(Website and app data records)
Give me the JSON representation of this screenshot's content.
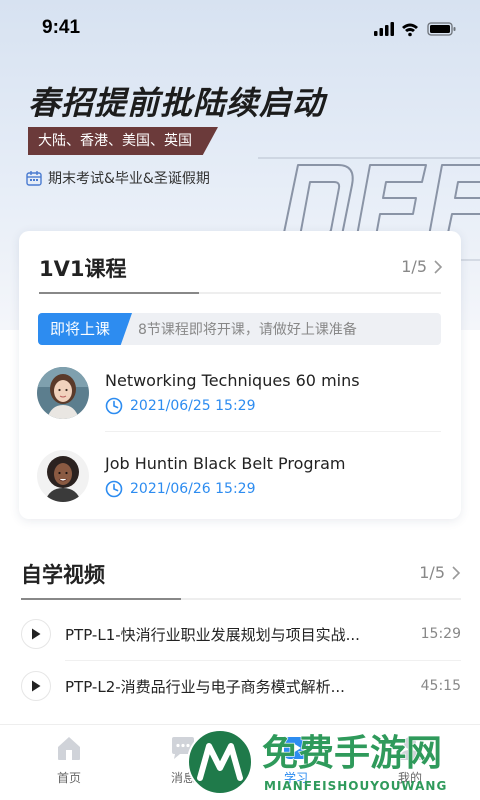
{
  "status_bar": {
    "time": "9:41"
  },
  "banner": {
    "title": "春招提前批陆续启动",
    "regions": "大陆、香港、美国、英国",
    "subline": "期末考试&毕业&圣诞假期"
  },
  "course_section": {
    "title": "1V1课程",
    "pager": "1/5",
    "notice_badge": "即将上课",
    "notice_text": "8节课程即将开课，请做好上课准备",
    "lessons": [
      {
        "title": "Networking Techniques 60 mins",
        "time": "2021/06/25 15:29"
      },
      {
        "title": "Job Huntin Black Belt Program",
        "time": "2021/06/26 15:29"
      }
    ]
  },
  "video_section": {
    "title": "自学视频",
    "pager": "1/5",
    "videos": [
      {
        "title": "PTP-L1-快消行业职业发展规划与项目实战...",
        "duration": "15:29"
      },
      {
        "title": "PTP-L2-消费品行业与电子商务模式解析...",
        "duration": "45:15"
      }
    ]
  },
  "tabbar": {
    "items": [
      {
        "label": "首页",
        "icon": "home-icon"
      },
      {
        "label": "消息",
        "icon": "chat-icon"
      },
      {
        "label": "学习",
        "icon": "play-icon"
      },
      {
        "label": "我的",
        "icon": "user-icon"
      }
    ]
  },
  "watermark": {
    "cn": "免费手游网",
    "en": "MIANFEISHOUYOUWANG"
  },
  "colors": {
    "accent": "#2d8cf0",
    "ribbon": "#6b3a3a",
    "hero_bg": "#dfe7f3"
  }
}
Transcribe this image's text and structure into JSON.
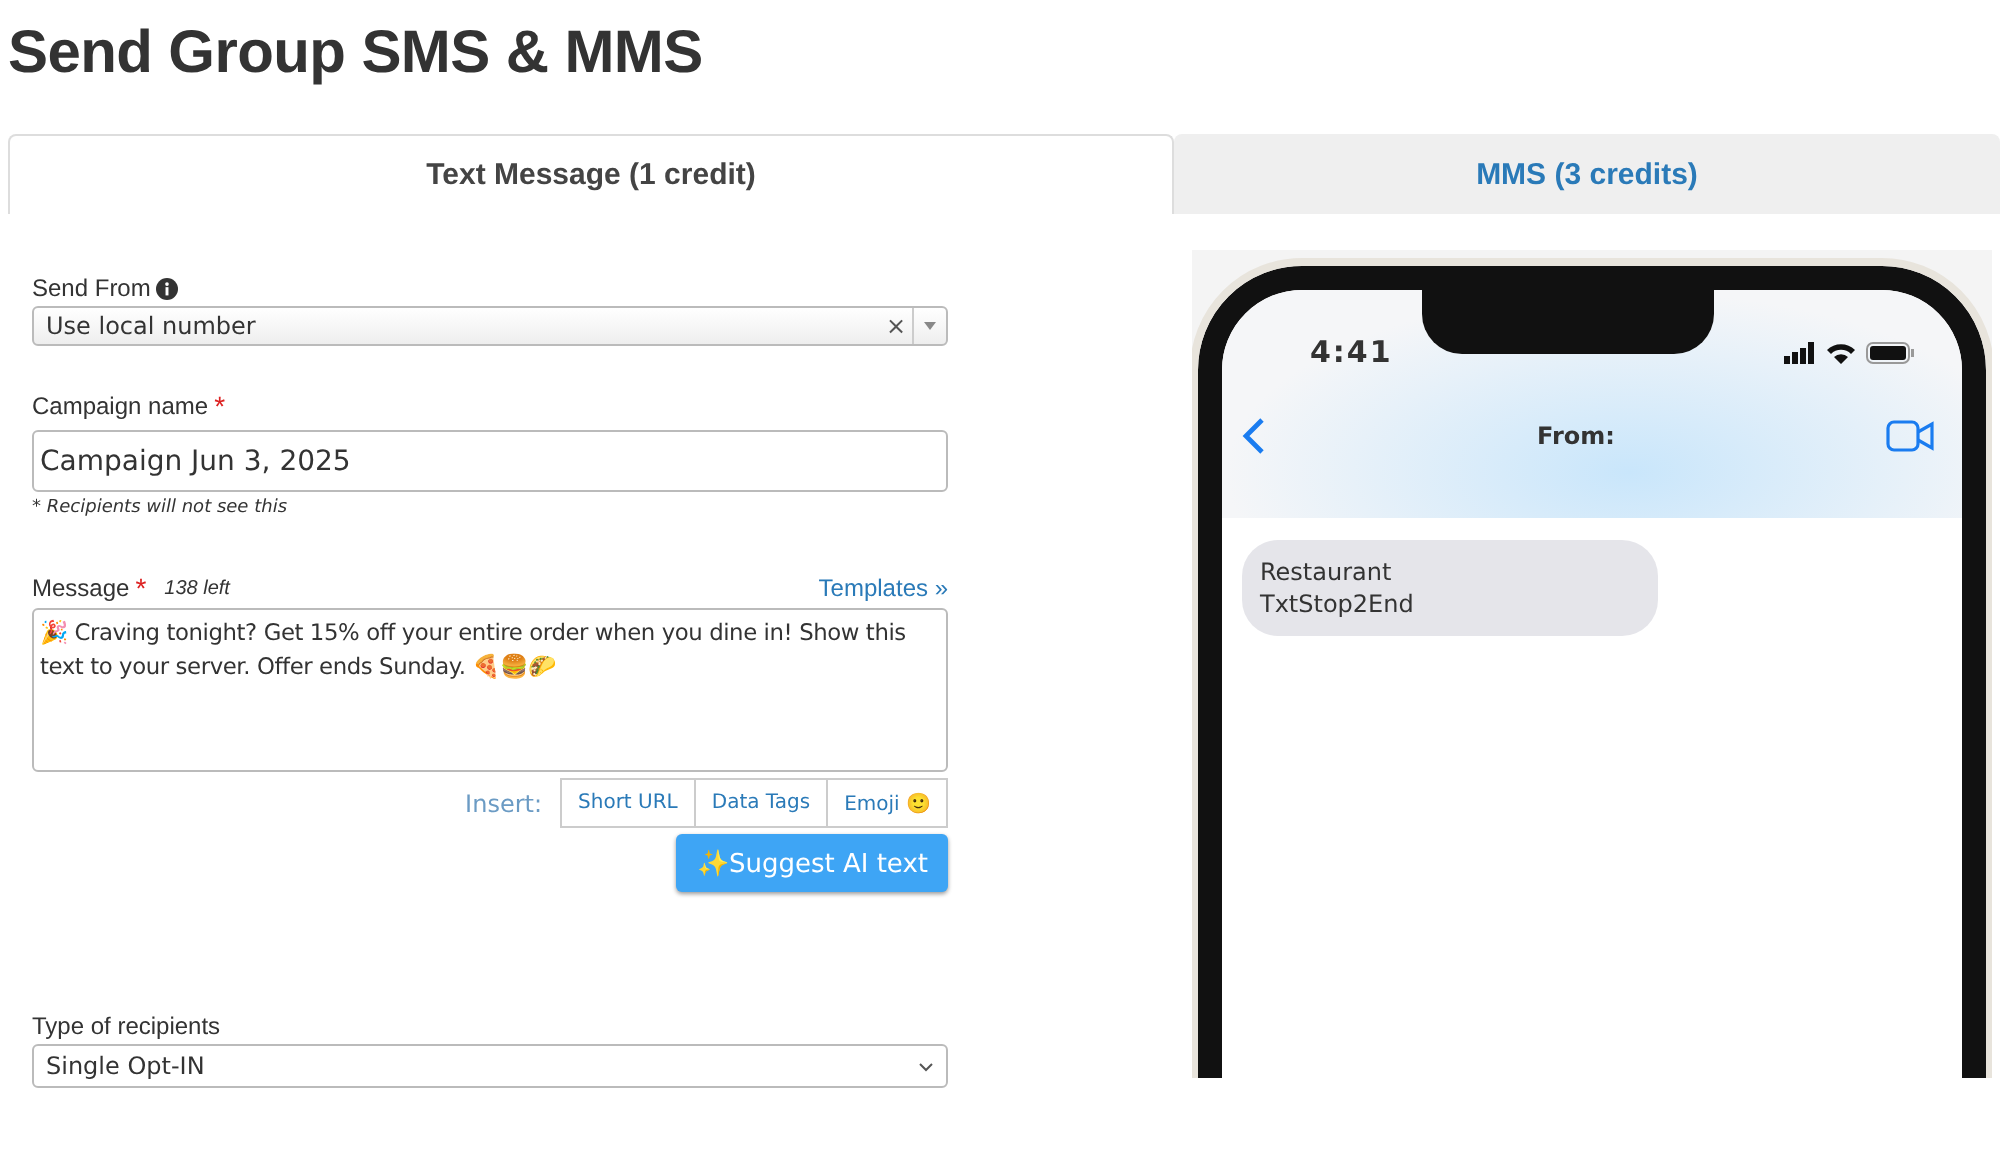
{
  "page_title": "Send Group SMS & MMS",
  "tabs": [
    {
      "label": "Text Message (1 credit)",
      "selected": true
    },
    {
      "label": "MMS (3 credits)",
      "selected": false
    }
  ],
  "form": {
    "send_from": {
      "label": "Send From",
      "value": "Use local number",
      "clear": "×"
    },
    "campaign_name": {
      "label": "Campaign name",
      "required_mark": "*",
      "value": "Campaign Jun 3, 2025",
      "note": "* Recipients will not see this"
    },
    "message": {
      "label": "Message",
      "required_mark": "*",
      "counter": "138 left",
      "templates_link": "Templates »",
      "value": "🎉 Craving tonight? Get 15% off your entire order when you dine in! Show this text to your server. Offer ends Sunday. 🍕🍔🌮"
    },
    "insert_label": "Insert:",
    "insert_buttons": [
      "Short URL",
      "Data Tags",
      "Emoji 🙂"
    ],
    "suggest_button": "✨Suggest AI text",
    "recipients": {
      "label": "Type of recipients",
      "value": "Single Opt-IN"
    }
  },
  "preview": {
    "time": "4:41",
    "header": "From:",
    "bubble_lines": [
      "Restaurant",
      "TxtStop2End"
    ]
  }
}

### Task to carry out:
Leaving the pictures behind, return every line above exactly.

### Exercise output:
Give me the JSON representation of this screenshot's content.
{
  "status_bar": {
    "time": "9:41"
  },
  "banner": {
    "title": "春招提前批陆续启动",
    "regions": "大陆、香港、美国、英国",
    "subline": "期末考试&毕业&圣诞假期"
  },
  "course_section": {
    "title": "1V1课程",
    "pager": "1/5",
    "notice_badge": "即将上课",
    "notice_text": "8节课程即将开课，请做好上课准备",
    "lessons": [
      {
        "title": "Networking Techniques 60 mins",
        "time": "2021/06/25 15:29"
      },
      {
        "title": "Job Huntin Black Belt Program",
        "time": "2021/06/26 15:29"
      }
    ]
  },
  "video_section": {
    "title": "自学视频",
    "pager": "1/5",
    "videos": [
      {
        "title": "PTP-L1-快消行业职业发展规划与项目实战...",
        "duration": "15:29"
      },
      {
        "title": "PTP-L2-消费品行业与电子商务模式解析...",
        "duration": "45:15"
      }
    ]
  },
  "tabbar": {
    "items": [
      {
        "label": "首页",
        "icon": "home-icon"
      },
      {
        "label": "消息",
        "icon": "chat-icon"
      },
      {
        "label": "学习",
        "icon": "play-icon"
      },
      {
        "label": "我的",
        "icon": "user-icon"
      }
    ]
  },
  "watermark": {
    "cn": "免费手游网",
    "en": "MIANFEISHOUYOUWANG"
  },
  "colors": {
    "accent": "#2d8cf0",
    "ribbon": "#6b3a3a",
    "hero_bg": "#dfe7f3"
  }
}
Transcribe this image's text and structure into JSON.
{
  "page_title": "Send Group SMS & MMS",
  "tabs": [
    {
      "label": "Text Message (1 credit)",
      "selected": true
    },
    {
      "label": "MMS (3 credits)",
      "selected": false
    }
  ],
  "form": {
    "send_from": {
      "label": "Send From",
      "value": "Use local number",
      "clear": "×"
    },
    "campaign_name": {
      "label": "Campaign name",
      "required_mark": "*",
      "value": "Campaign Jun 3, 2025",
      "note": "* Recipients will not see this"
    },
    "message": {
      "label": "Message",
      "required_mark": "*",
      "counter": "138 left",
      "templates_link": "Templates »",
      "value": "🎉 Craving tonight? Get 15% off your entire order when you dine in! Show this text to your server. Offer ends Sunday. 🍕🍔🌮"
    },
    "insert_label": "Insert:",
    "insert_buttons": [
      "Short URL",
      "Data Tags",
      "Emoji 🙂"
    ],
    "suggest_button": "✨Suggest AI text",
    "recipients": {
      "label": "Type of recipients",
      "value": "Single Opt-IN"
    }
  },
  "preview": {
    "time": "4:41",
    "header": "From:",
    "bubble_lines": [
      "Restaurant",
      "TxtStop2End"
    ]
  }
}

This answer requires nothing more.